county in order of formation, is located in the
south-central section of Kentucky along the state border
with Tennessee. Created in 1800 from parts of
Cumberland counties, it was named in honor of General
Anthony Wayne, a Revolutionary War hero. The 446-square-mile
county is bordered by
Russell County (northwest),
Pulaski County (northeast),
McCreary County (east),
Clinton County (west),
Pickett County, TN (southwest),
Scott County, TN (southeast).
The county seat is Monticello.
The county is divided into three distinct physical regions: the Cumberland Plateau, the level plain in the southeastern part of the county; the Knobs, rolling plains that run through the center of the county; and the Pennyroyal or Mississippi Plateau, the northwestern part of the county.
Pioneer Long Hunters visited what was to become Wayne County in 1770 and established a camp near Mill Springs, a few miles north of Monticello. In 1775 Benjamin Price built a cabin and established a camp near Mill Springs. Price's Station was one of Kentucky's first permanent settlements. Many settlers in the county had participated in the Revolutionary War. Joshua Jones, one of the most prominent early settlers, came in 1794; Jonathan and James Ingram in 1796; Cornelius Phillips in 1798; and Isaac West, James Simpson, Nicholas Lloyd, and Henry Garner in 1799. Between 1800 and 1810 a large number of families arrived.

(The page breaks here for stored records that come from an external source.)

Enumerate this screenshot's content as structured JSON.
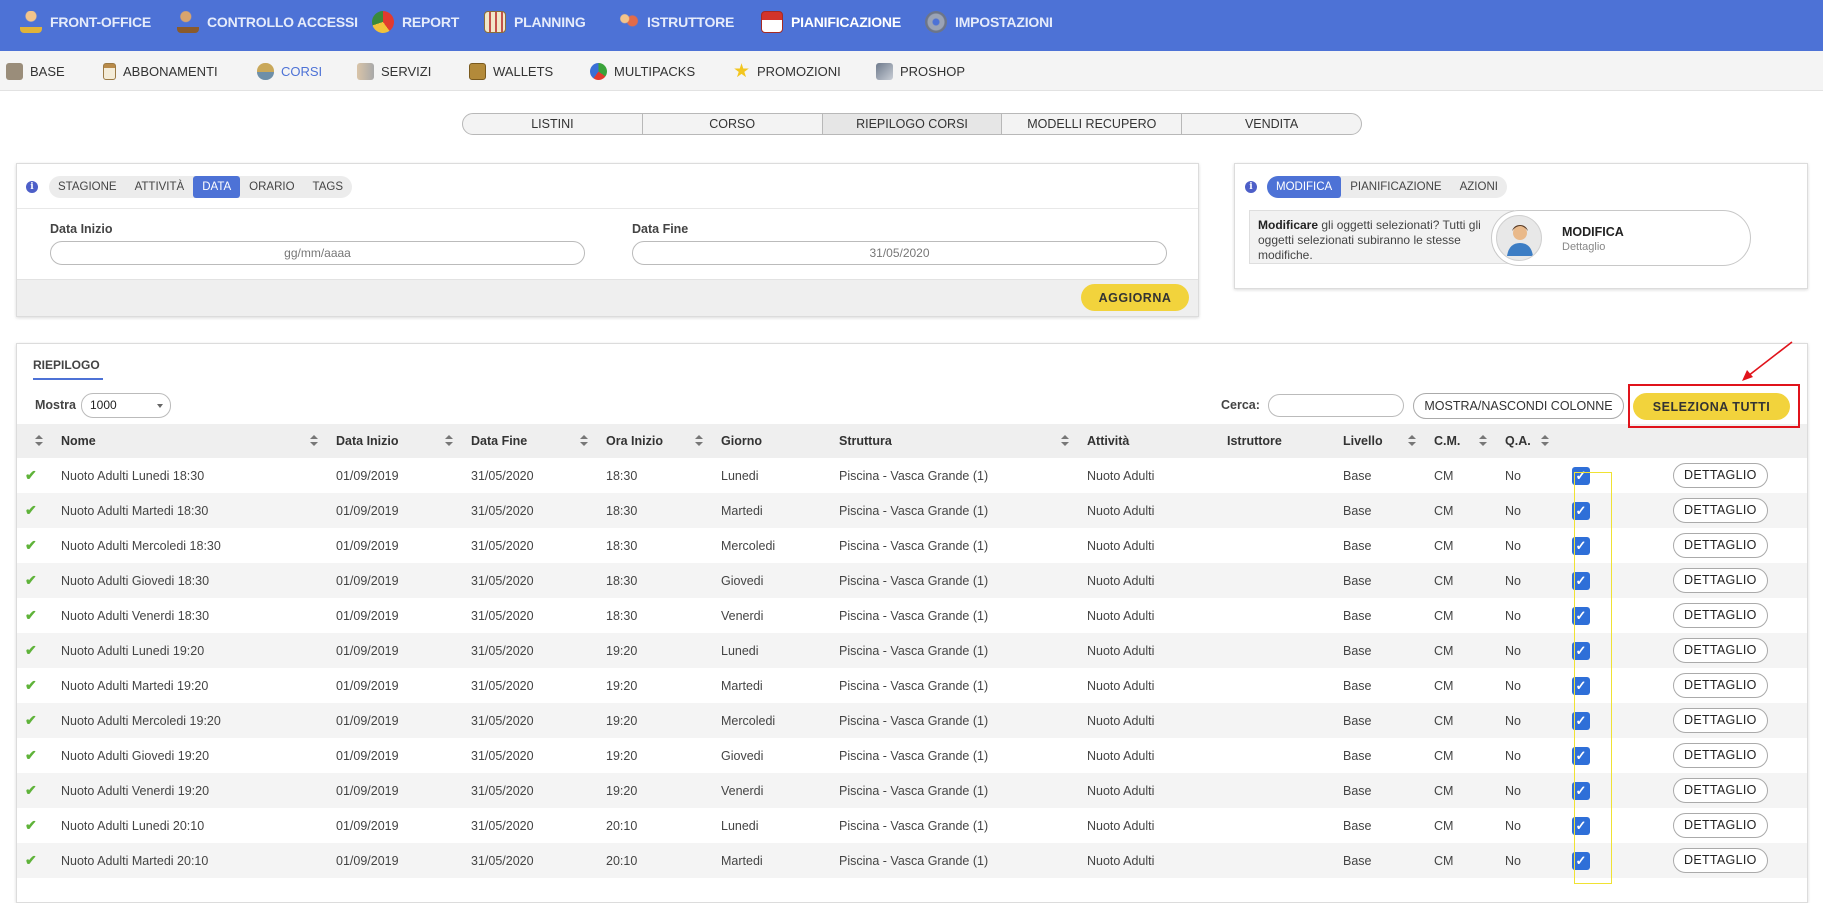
{
  "topnav": {
    "items": [
      {
        "label": "FRONT-OFFICE",
        "icon": "person-icon"
      },
      {
        "label": "CONTROLLO ACCESSI",
        "icon": "access-control-icon"
      },
      {
        "label": "REPORT",
        "icon": "pie-chart-icon"
      },
      {
        "label": "PLANNING",
        "icon": "calendar-grid-icon"
      },
      {
        "label": "ISTRUTTORE",
        "icon": "instructor-icon"
      },
      {
        "label": "PIANIFICAZIONE",
        "icon": "calendar-icon"
      },
      {
        "label": "IMPOSTAZIONI",
        "icon": "gear-icon"
      }
    ],
    "active": "PIANIFICAZIONE",
    "color": "#4d72d6"
  },
  "subnav": {
    "items": [
      {
        "label": "BASE",
        "icon": "box-icon"
      },
      {
        "label": "ABBONAMENTI",
        "icon": "clipboard-icon"
      },
      {
        "label": "CORSI",
        "icon": "swimmer-icon"
      },
      {
        "label": "SERVIZI",
        "icon": "handshake-icon"
      },
      {
        "label": "WALLETS",
        "icon": "wallet-icon"
      },
      {
        "label": "MULTIPACKS",
        "icon": "multipack-icon"
      },
      {
        "label": "PROMOZIONI",
        "icon": "star-icon"
      },
      {
        "label": "PROSHOP",
        "icon": "cards-icon"
      }
    ],
    "active": "CORSI"
  },
  "tabs": {
    "items": [
      "LISTINI",
      "CORSO",
      "RIEPILOGO CORSI",
      "MODELLI RECUPERO",
      "VENDITA"
    ],
    "active": "RIEPILOGO CORSI"
  },
  "filter": {
    "info": "i",
    "tabs": [
      "STAGIONE",
      "ATTIVITÀ",
      "DATA",
      "ORARIO",
      "TAGS"
    ],
    "active": "DATA",
    "start_label": "Data Inizio",
    "start_placeholder": "gg/mm/aaaa",
    "end_label": "Data Fine",
    "end_value": "31/05/2020",
    "update_button": "AGGIORNA"
  },
  "actions": {
    "info": "i",
    "tabs": [
      "MODIFICA",
      "PIANIFICAZIONE",
      "AZIONI"
    ],
    "active": "MODIFICA",
    "message_bold": "Modificare",
    "message_rest": " gli oggetti selezionati? Tutti gli oggetti selezionati subiranno le stesse modifiche.",
    "card_title": "MODIFICA",
    "card_subtitle": "Dettaglio"
  },
  "summary": {
    "title": "RIEPILOGO",
    "show_label": "Mostra",
    "show_value": "1000",
    "search_label": "Cerca:",
    "columns_button": "MOSTRA/NASCONDI COLONNE",
    "select_all_button": "SELEZIONA TUTTI",
    "columns": [
      "",
      "Nome",
      "Data Inizio",
      "Data Fine",
      "Ora Inizio",
      "Giorno",
      "Struttura",
      "Attività",
      "Istruttore",
      "Livello",
      "C.M.",
      "Q.A.",
      "",
      ""
    ],
    "detail_label": "DETTAGLIO",
    "check_symbol": "✔",
    "checkbox_symbol": "✓",
    "rows": [
      {
        "nome": "Nuoto Adulti Lunedi 18:30",
        "inizio": "01/09/2019",
        "fine": "31/05/2020",
        "ora": "18:30",
        "giorno": "Lunedi",
        "struttura": "Piscina - Vasca Grande (1)",
        "attivita": "Nuoto Adulti",
        "istruttore": "",
        "livello": "Base",
        "cm": "CM",
        "qa": "No"
      },
      {
        "nome": "Nuoto Adulti Martedi 18:30",
        "inizio": "01/09/2019",
        "fine": "31/05/2020",
        "ora": "18:30",
        "giorno": "Martedi",
        "struttura": "Piscina - Vasca Grande (1)",
        "attivita": "Nuoto Adulti",
        "istruttore": "",
        "livello": "Base",
        "cm": "CM",
        "qa": "No"
      },
      {
        "nome": "Nuoto Adulti Mercoledi 18:30",
        "inizio": "01/09/2019",
        "fine": "31/05/2020",
        "ora": "18:30",
        "giorno": "Mercoledi",
        "struttura": "Piscina - Vasca Grande (1)",
        "attivita": "Nuoto Adulti",
        "istruttore": "",
        "livello": "Base",
        "cm": "CM",
        "qa": "No"
      },
      {
        "nome": "Nuoto Adulti Giovedi 18:30",
        "inizio": "01/09/2019",
        "fine": "31/05/2020",
        "ora": "18:30",
        "giorno": "Giovedi",
        "struttura": "Piscina - Vasca Grande (1)",
        "attivita": "Nuoto Adulti",
        "istruttore": "",
        "livello": "Base",
        "cm": "CM",
        "qa": "No"
      },
      {
        "nome": "Nuoto Adulti Venerdi 18:30",
        "inizio": "01/09/2019",
        "fine": "31/05/2020",
        "ora": "18:30",
        "giorno": "Venerdi",
        "struttura": "Piscina - Vasca Grande (1)",
        "attivita": "Nuoto Adulti",
        "istruttore": "",
        "livello": "Base",
        "cm": "CM",
        "qa": "No"
      },
      {
        "nome": "Nuoto Adulti Lunedi 19:20",
        "inizio": "01/09/2019",
        "fine": "31/05/2020",
        "ora": "19:20",
        "giorno": "Lunedi",
        "struttura": "Piscina - Vasca Grande (1)",
        "attivita": "Nuoto Adulti",
        "istruttore": "",
        "livello": "Base",
        "cm": "CM",
        "qa": "No"
      },
      {
        "nome": "Nuoto Adulti Martedi 19:20",
        "inizio": "01/09/2019",
        "fine": "31/05/2020",
        "ora": "19:20",
        "giorno": "Martedi",
        "struttura": "Piscina - Vasca Grande (1)",
        "attivita": "Nuoto Adulti",
        "istruttore": "",
        "livello": "Base",
        "cm": "CM",
        "qa": "No"
      },
      {
        "nome": "Nuoto Adulti Mercoledi 19:20",
        "inizio": "01/09/2019",
        "fine": "31/05/2020",
        "ora": "19:20",
        "giorno": "Mercoledi",
        "struttura": "Piscina - Vasca Grande (1)",
        "attivita": "Nuoto Adulti",
        "istruttore": "",
        "livello": "Base",
        "cm": "CM",
        "qa": "No"
      },
      {
        "nome": "Nuoto Adulti Giovedi 19:20",
        "inizio": "01/09/2019",
        "fine": "31/05/2020",
        "ora": "19:20",
        "giorno": "Giovedi",
        "struttura": "Piscina - Vasca Grande (1)",
        "attivita": "Nuoto Adulti",
        "istruttore": "",
        "livello": "Base",
        "cm": "CM",
        "qa": "No"
      },
      {
        "nome": "Nuoto Adulti Venerdi 19:20",
        "inizio": "01/09/2019",
        "fine": "31/05/2020",
        "ora": "19:20",
        "giorno": "Venerdi",
        "struttura": "Piscina - Vasca Grande (1)",
        "attivita": "Nuoto Adulti",
        "istruttore": "",
        "livello": "Base",
        "cm": "CM",
        "qa": "No"
      },
      {
        "nome": "Nuoto Adulti Lunedi 20:10",
        "inizio": "01/09/2019",
        "fine": "31/05/2020",
        "ora": "20:10",
        "giorno": "Lunedi",
        "struttura": "Piscina - Vasca Grande (1)",
        "attivita": "Nuoto Adulti",
        "istruttore": "",
        "livello": "Base",
        "cm": "CM",
        "qa": "No"
      },
      {
        "nome": "Nuoto Adulti Martedi 20:10",
        "inizio": "01/09/2019",
        "fine": "31/05/2020",
        "ora": "20:10",
        "giorno": "Martedi",
        "struttura": "Piscina - Vasca Grande (1)",
        "attivita": "Nuoto Adulti",
        "istruttore": "",
        "livello": "Base",
        "cm": "CM",
        "qa": "No"
      }
    ]
  },
  "colors": {
    "accent": "#4d72d6",
    "button_yellow": "#f2d33c",
    "highlight_red": "#e0131b",
    "check_green": "#5fb33a",
    "checkbox_blue": "#2f6fd8"
  }
}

The first means of transportation was the Cumberland River. In 1880 a turnpike was built from Monticello to Burnside. In 1881 toll roads were first used in Wayne County; the last of them, the Shearer Valley Pike, closed in 1927. The last stagecoach to operate in Kentucky connected Monticello and Burnside until 1915. Highways KY 90 and KY 92 now run through the county.

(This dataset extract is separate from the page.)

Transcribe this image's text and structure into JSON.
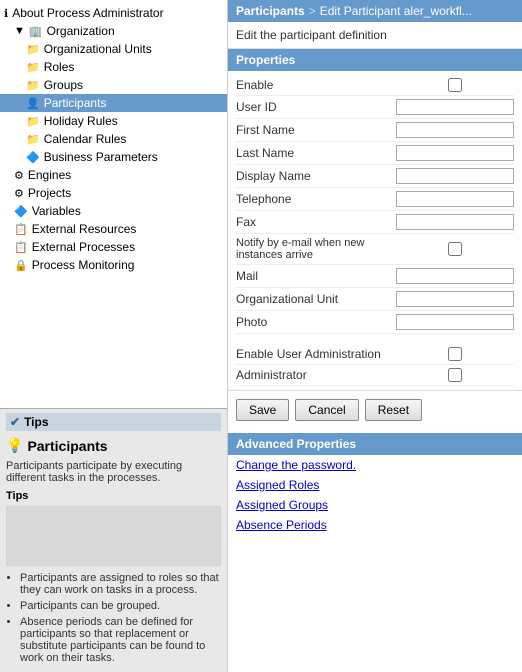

At the onset of the Civil War, General Felix Zollicoffer's Confederate army headquarters were located in the Lanier House at Mill Springs. Zollicoffer was killed and the Confederates defeated on January 19, 1862 at Mill Springs. The mill there, built in 1840, has one of the largest overshot water wheels of its kind and in 1990 was still grinding cornmeal.
Agriculture and forest products were the basis of the economy until the mid-1950s. In 1955, a manufacturing plant was built, and beginning in the mid-1960s Wayne County's economy began to diversify. The Monticello Wayne County Airport, completed in 1974, has 4,000 feet of paved runway. Since the nearest rail service is twenty miles northeast of Monticello, trucks transport all goods to and from the county. In 1982 employment totaled 6,905, with nonagricultural jobs accounting for 5,960. The economic base of the county includes tourism. Monticello, the only incorporated town, is the retail trade center for Wayne County.
The author Harriette Simpson Arnow was born near Pueblo in Wayne County. John Catron, who lived in the Beech Hollow community, migrated to Tennessee and served in several capacities as a public official before President Andrew Jackson appointed him associate justice of the U.S. Supreme Court. William Armstrong Cooper, a prominent minister, is credited with great influence upon public thinking in Wayne County during the 1800s. He baptized six persons who later became governors of states.
The stone of Lloyd Addison Lanier,
The old mill at Mill Springs, KY